**Extracted records**
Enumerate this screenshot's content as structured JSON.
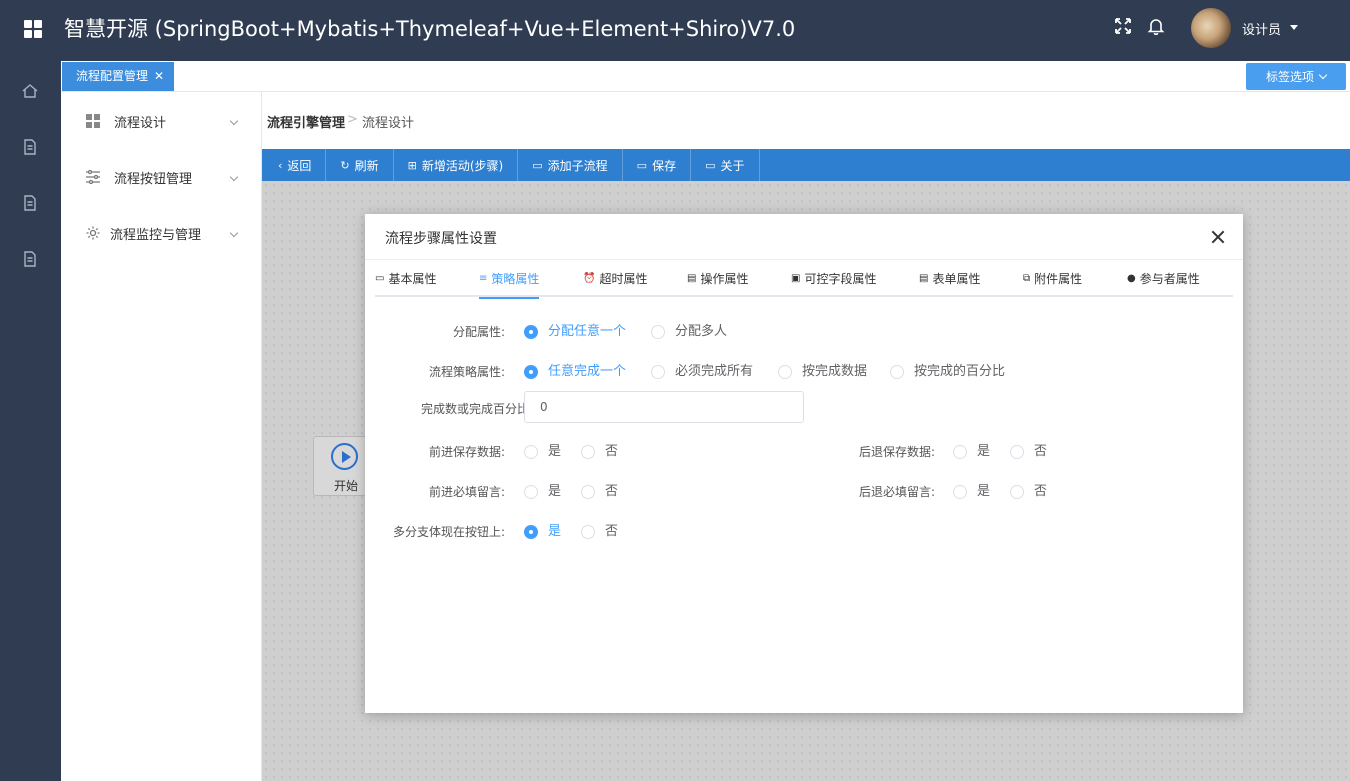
{
  "app": {
    "title": "智慧开源 (SpringBoot+Mybatis+Thymeleaf+Vue+Element+Shiro)V7.0",
    "user_name": "设计员"
  },
  "tabs": {
    "active_label": "流程配置管理",
    "close_glyph": "✕",
    "options_label": "标签选项"
  },
  "rail_icons": [
    "home-icon",
    "document-icon",
    "document-icon",
    "document-icon"
  ],
  "menu": {
    "items": [
      {
        "label": "流程设计",
        "icon": "grid-icon"
      },
      {
        "label": "流程按钮管理",
        "icon": "sliders-icon"
      },
      {
        "label": "流程监控与管理",
        "icon": "gear-icon"
      }
    ]
  },
  "breadcrumb": {
    "level1": "流程引擎管理",
    "separator": ">",
    "level2": "流程设计"
  },
  "toolbar": {
    "buttons": [
      {
        "label": "返回",
        "glyph": "‹"
      },
      {
        "label": "刷新",
        "glyph": "↻"
      },
      {
        "label": "新增活动(步骤)",
        "glyph": "⊞"
      },
      {
        "label": "添加子流程",
        "glyph": "▭"
      },
      {
        "label": "保存",
        "glyph": "▭"
      },
      {
        "label": "关于",
        "glyph": "▭"
      }
    ]
  },
  "canvas": {
    "start_label": "开始"
  },
  "dialog": {
    "title": "流程步骤属性设置",
    "tabs": [
      {
        "label": "基本属性",
        "glyph": "▭"
      },
      {
        "label": "策略属性",
        "glyph": "≡"
      },
      {
        "label": "超时属性",
        "glyph": "⏰"
      },
      {
        "label": "操作属性",
        "glyph": "▤"
      },
      {
        "label": "可控字段属性",
        "glyph": "▣"
      },
      {
        "label": "表单属性",
        "glyph": "▤"
      },
      {
        "label": "附件属性",
        "glyph": "⧉"
      },
      {
        "label": "参与者属性",
        "glyph": "●"
      }
    ],
    "active_tab": "策略属性",
    "form": {
      "assign_label": "分配属性:",
      "assign_opt1": "分配任意一个",
      "assign_opt2": "分配多人",
      "strategy_label": "流程策略属性:",
      "strategy_opt1": "任意完成一个",
      "strategy_opt2": "必须完成所有",
      "strategy_opt3": "按完成数据",
      "strategy_opt4": "按完成的百分比",
      "count_label": "完成数或完成百分比:",
      "count_value": "0",
      "fwd_save_label": "前进保存数据:",
      "back_save_label": "后退保存数据:",
      "fwd_msg_label": "前进必填留言:",
      "back_msg_label": "后退必填留言:",
      "branch_label": "多分支体现在按钮上:",
      "yes": "是",
      "no": "否"
    }
  }
}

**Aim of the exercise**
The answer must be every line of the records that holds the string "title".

**Written reply**
    "title": "智慧开源 (SpringBoot+Mybatis+Thymeleaf+Vue+Element+Shiro)V7.0",
    "title": "流程步骤属性设置",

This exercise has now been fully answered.